The arrival of two leading Ukrainian politicians in Dublin to plead with European Union leaders for meaningful action to prevent a Russian takeover of their country put the simultaneous debate about Ireland’s legacy bank debt into perspective. Whatever the outcome of the Government’s effort to secure a more favourable deal on the debt, our problems look like small potatoes compared with those facing Ukraine.
Former Ukrainian prime minister Yulia Tymoshenko and Vitali Klitschko, a leader of the uprising that toppled Viktor Yanukovych from power, were in Dublin for the annual congress of the European People’s Party (EPP) at Convention Centre Dublin, which was attended by an array of EU prime ministers.
The two Ukrainian leaders warned that failure to prevent Russian intervention would have damaging implications for the world. “The imperial ambitions of Russia have to be stopped,” Tymoshenko said.
The burning desire of so many Ukrainians to join the EU, or at least move into its orbit and away from Russia, was the key motivating factor that underpinned the eventual change of government in Kiev.
It is so easy for people in this country to take for granted the enormous benefits that go with being a member state of the EU. For a start we are sheltered by geography from the harsh reality endured over the past century by the countries of central Europe that border Russia.
Thirst for freedom and prosperity
We also take for granted the basic democratic institutions, enjoyed by Irish people for generations, so that it is hard to grasp the thirst for freedom and prosperity that motivates people in Ukraine.
Over the past two decades its political leaders, including some of those now restored to power, have failed abjectly to avail of the opportunity that presented itself when the Soviet Union collapsed.

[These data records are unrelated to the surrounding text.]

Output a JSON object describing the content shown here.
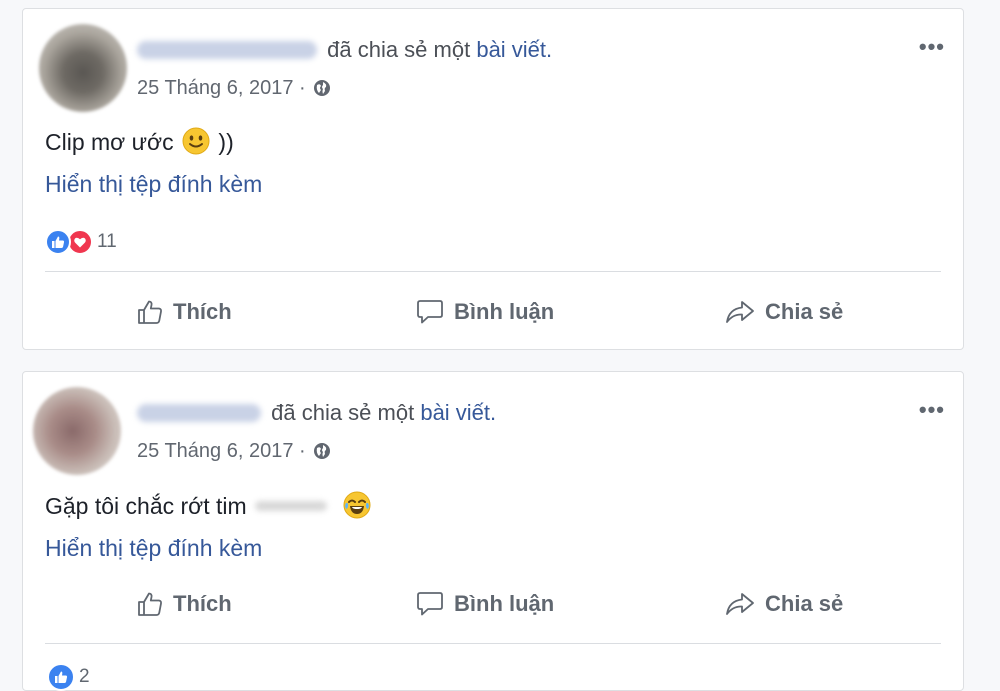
{
  "posts": [
    {
      "shared_text": "đã chia sẻ một",
      "post_link": "bài viết.",
      "date": "25 Tháng 6, 2017 ·",
      "more": "•••",
      "text_before": "Clip mơ ước",
      "text_after": "))",
      "emoji": "slightly-smiling-face",
      "show_attachment": "Hiển thị tệp đính kèm",
      "reaction_count": "11",
      "actions": {
        "like": "Thích",
        "comment": "Bình luận",
        "share": "Chia sẻ"
      }
    },
    {
      "shared_text": "đã chia sẻ một",
      "post_link": "bài viết.",
      "date": "25 Tháng 6, 2017 ·",
      "more": "•••",
      "text_before": "Gặp tôi chắc rớt tim",
      "emoji": "tears-of-joy-face",
      "show_attachment": "Hiển thị tệp đính kèm",
      "reaction_count": "2",
      "actions": {
        "like": "Thích",
        "comment": "Bình luận",
        "share": "Chia sẻ"
      }
    }
  ],
  "colors": {
    "link": "#365899",
    "like_blue": "#3b82f0",
    "love_red": "#f0364f",
    "muted": "#606770",
    "border": "#dddfe2"
  }
}
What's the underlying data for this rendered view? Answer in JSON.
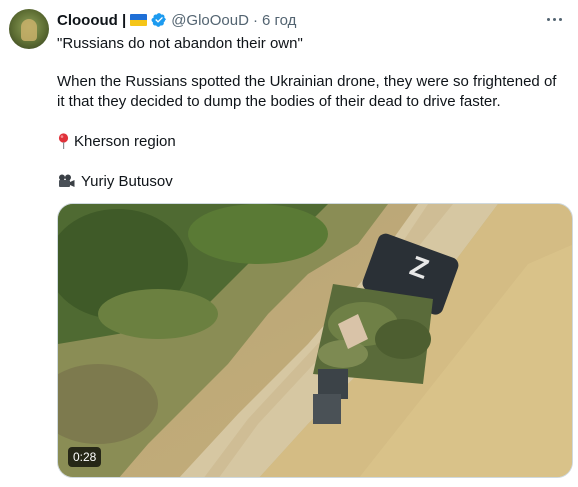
{
  "tweet": {
    "display_name": "Cloooud |",
    "handle": "@GloOouD",
    "dot": "·",
    "time": "6 год",
    "quote": "\"Russians do not abandon their own\"",
    "body": "When the Russians spotted the Ukrainian drone, they were so frightened of it that they decided to dump the bodies of their dead to drive faster.",
    "location": "Kherson region",
    "credit": "Yuriy Butusov",
    "video_duration": "0:28"
  },
  "colors": {
    "text": "#0f1419",
    "muted": "#536471",
    "verified": "#1d9bf0",
    "flag_blue": "#1f6fd6",
    "flag_yellow": "#f5c518"
  },
  "icons": {
    "more": "more-options-icon",
    "verified": "verified-badge-icon",
    "flag": "ukraine-flag-icon",
    "location": "round-pushpin-icon",
    "credit": "movie-camera-icon"
  }
}
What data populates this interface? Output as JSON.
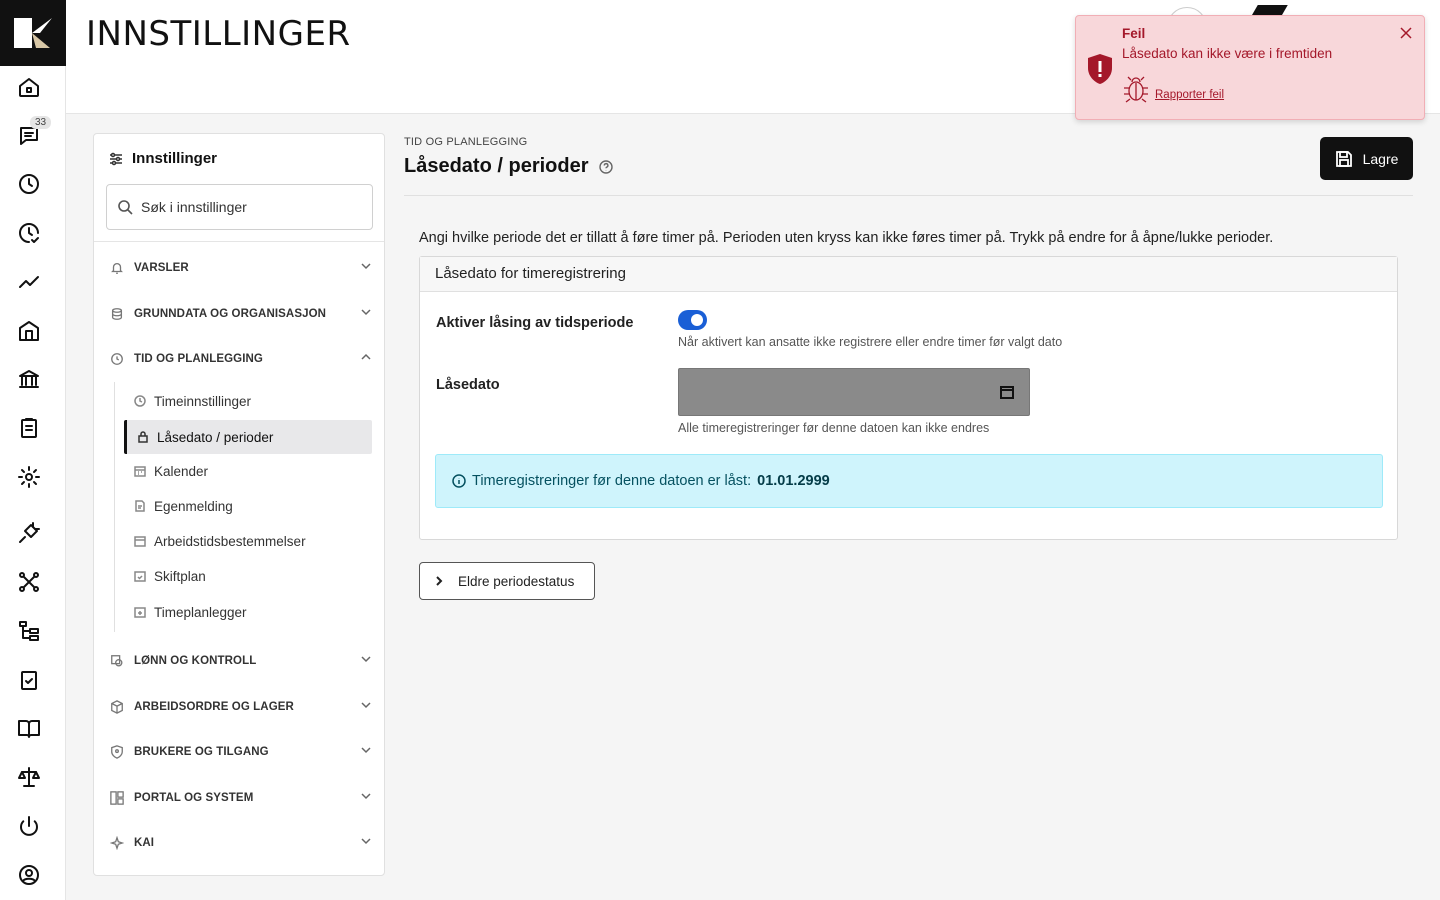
{
  "header": {
    "title": "INNSTILLINGER"
  },
  "rail": {
    "badge_count": "33"
  },
  "settings_panel": {
    "title": "Innstillinger",
    "search_placeholder": "Søk i innstillinger",
    "sections": [
      {
        "label": "VARSLER",
        "icon": "bell-icon"
      },
      {
        "label": "GRUNNDATA OG ORGANISASJON",
        "icon": "database-icon"
      },
      {
        "label": "TID OG PLANLEGGING",
        "icon": "clock-icon",
        "expanded": true
      },
      {
        "label": "LØNN OG KONTROLL",
        "icon": "payroll-icon"
      },
      {
        "label": "ARBEIDSORDRE OG LAGER",
        "icon": "box-icon"
      },
      {
        "label": "BRUKERE OG TILGANG",
        "icon": "shield-icon"
      },
      {
        "label": "PORTAL OG SYSTEM",
        "icon": "layout-icon"
      },
      {
        "label": "KAI",
        "icon": "sparkle-icon"
      }
    ],
    "sub_items": [
      {
        "label": "Timeinnstillinger"
      },
      {
        "label": "Låsedato / perioder",
        "active": true
      },
      {
        "label": "Kalender"
      },
      {
        "label": "Egenmelding"
      },
      {
        "label": "Arbeidstidsbestemmelser"
      },
      {
        "label": "Skiftplan"
      },
      {
        "label": "Timeplanlegger"
      }
    ]
  },
  "main": {
    "breadcrumb": "TID OG PLANLEGGING",
    "title": "Låsedato / perioder",
    "save_label": "Lagre",
    "intro": "Angi hvilke periode det er tillatt å føre timer på. Perioden uten kryss kan ikke føres timer på. Trykk på endre for å åpne/lukke perioder.",
    "card_title": "Låsedato for timeregistrering",
    "toggle_label": "Aktiver låsing av tidsperiode",
    "toggle_on": true,
    "toggle_hint": "Når aktivert kan ansatte ikke registrere eller endre timer før valgt dato",
    "date_label": "Låsedato",
    "date_value": "",
    "date_hint": "Alle timeregistreringer før denne datoen kan ikke endres",
    "info_prefix": "Timeregistreringer før denne datoen er låst:",
    "info_date": "01.01.2999",
    "older_button": "Eldre periodestatus"
  },
  "toast": {
    "title": "Feil",
    "message": "Låsedato kan ikke være i fremtiden",
    "link": "Rapporter feil"
  },
  "colors": {
    "accent": "#1a5fd6",
    "error_bg": "#f8d7da",
    "error_text": "#a4182a",
    "info_bg": "#cff4fc"
  }
}
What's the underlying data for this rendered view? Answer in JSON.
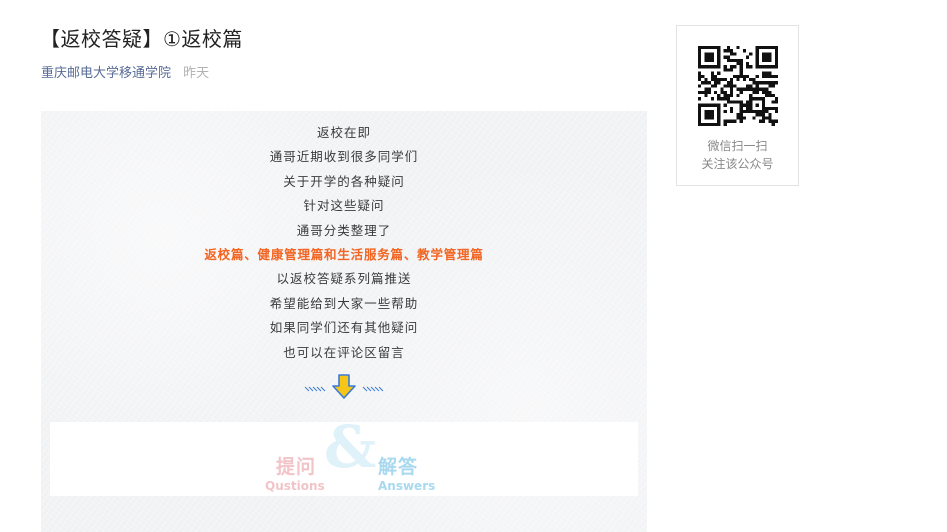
{
  "article": {
    "title": "【返校答疑】①返校篇",
    "account_name": "重庆邮电大学移通学院",
    "publish_time": "昨天"
  },
  "intro_lines": [
    "返校在即",
    "通哥近期收到很多同学们",
    "关于开学的各种疑问",
    "针对这些疑问",
    "通哥分类整理了",
    "返校篇、健康管理篇和生活服务篇、教学管理篇",
    "以返校答疑系列篇推送",
    "希望能给到大家一些帮助",
    "如果同学们还有其他疑问",
    "也可以在评论区留言"
  ],
  "banner": {
    "ask_cn": "提问",
    "ask_en": "Qustions",
    "amp": "&",
    "answer_cn": "解答",
    "answer_en": "Answers"
  },
  "qr": {
    "caption_line1": "微信扫一扫",
    "caption_line2": "关注该公众号"
  },
  "colors": {
    "highlight": "#f26522",
    "account_link": "#576b95",
    "arrow": "#f5c518",
    "arrow_stripes": "#3a7bd5"
  },
  "icons": {
    "down_arrow": "down-arrow-icon",
    "qr_code": "qr-code-icon"
  }
}
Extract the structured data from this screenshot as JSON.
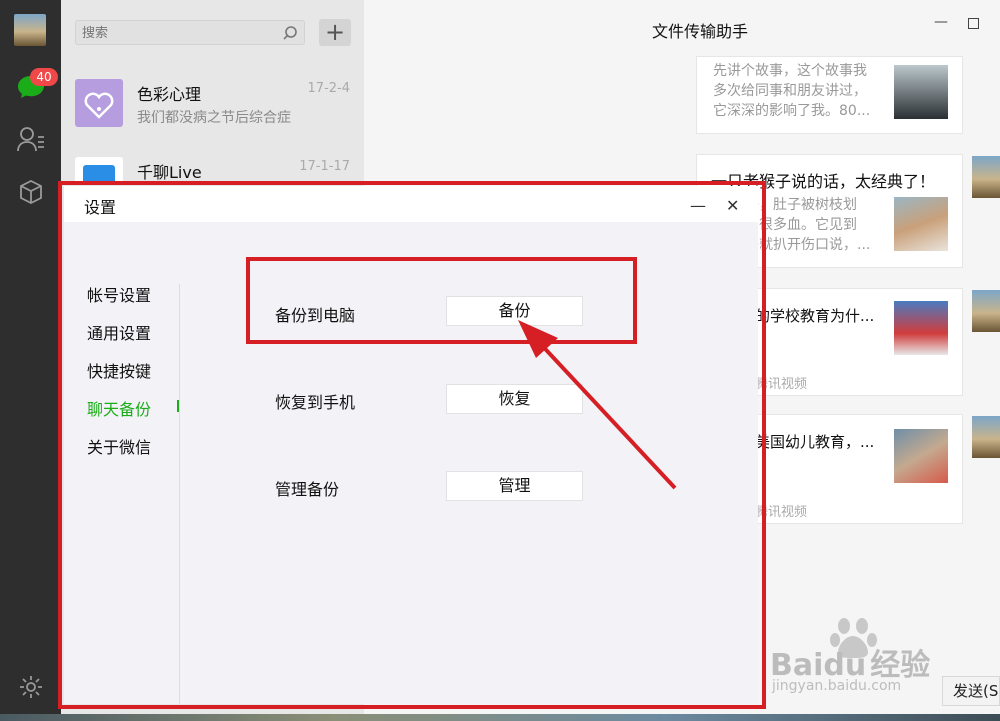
{
  "sidebar": {
    "unread_badge": "40",
    "icons": [
      "avatar",
      "chat-icon",
      "contacts-icon",
      "favorites-icon",
      "settings-gear-icon"
    ]
  },
  "chat_list": {
    "search_placeholder": "搜索",
    "add_label": "+",
    "items": [
      {
        "name": "色彩心理",
        "date": "17-2-4",
        "snippet": "我们都没病之节后综合症"
      },
      {
        "name": "千聊Live",
        "date": "17-1-17",
        "snippet": ""
      }
    ]
  },
  "conversation": {
    "title": "文件传输助手",
    "cards": [
      {
        "title": "",
        "text": "先讲个故事，这个故事我\n多次给同事和朋友讲过，\n它深深的影响了我。80..."
      },
      {
        "title": "一只老猴子说的话，太经典了！",
        "text": "子，肚子被树枝划\n了很多血。它见到\n子就扒开伤口说，..."
      },
      {
        "title": "的学校教育为什...",
        "text": "",
        "footer": "腾讯视频"
      },
      {
        "title": "美国幼儿教育，...",
        "text": "",
        "footer": "腾讯视频"
      }
    ],
    "send_label": "发送(S"
  },
  "watermark": {
    "brand": "Baidu",
    "product": "经验",
    "url": "jingyan.baidu.com"
  },
  "settings_dialog": {
    "title": "设置",
    "minimize": "—",
    "close": "✕",
    "nav": [
      {
        "label": "帐号设置"
      },
      {
        "label": "通用设置"
      },
      {
        "label": "快捷按键"
      },
      {
        "label": "聊天备份",
        "active": true
      },
      {
        "label": "关于微信"
      }
    ],
    "rows": [
      {
        "label": "备份到电脑",
        "button": "备份"
      },
      {
        "label": "恢复到手机",
        "button": "恢复"
      },
      {
        "label": "管理备份",
        "button": "管理"
      }
    ]
  },
  "colors": {
    "accent_green": "#1aad19",
    "annotation_red": "#d51f25",
    "badge_red": "#f04848"
  }
}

Corruption has been an endemic problem in Ukrainian politics, infecting all sides.
The newly installed Ukrainian authorities haven’t exactly covered themselves in glory either by the way in which they have shown disrespect to the country’s substantial Russian-speaking population, providing a pretext for Russian intervention.
It is worth noting that in 1990 the gross domestic product (GDP) of Ukraine was slightly bigger than that of its western neighbour Poland. Ukraine has a population of just under 50 million, whereas Poland has just under 40 million, but the two countries were in a similar position when the Soviet yoke was lifted.
Since 1990, Ukraine’s GDP has more than doubled; but Poland’s has increased by eight times and living standards there are now far higher than its eastern neighbour’s. The role of EU membership in helping Poland dramatically improve the standard of living of its people as well as ensuring the preservation of democratic values and human rights has not been lost on the people of Ukraine. For many of them the EU represents a promised land of freedom and the rule of law.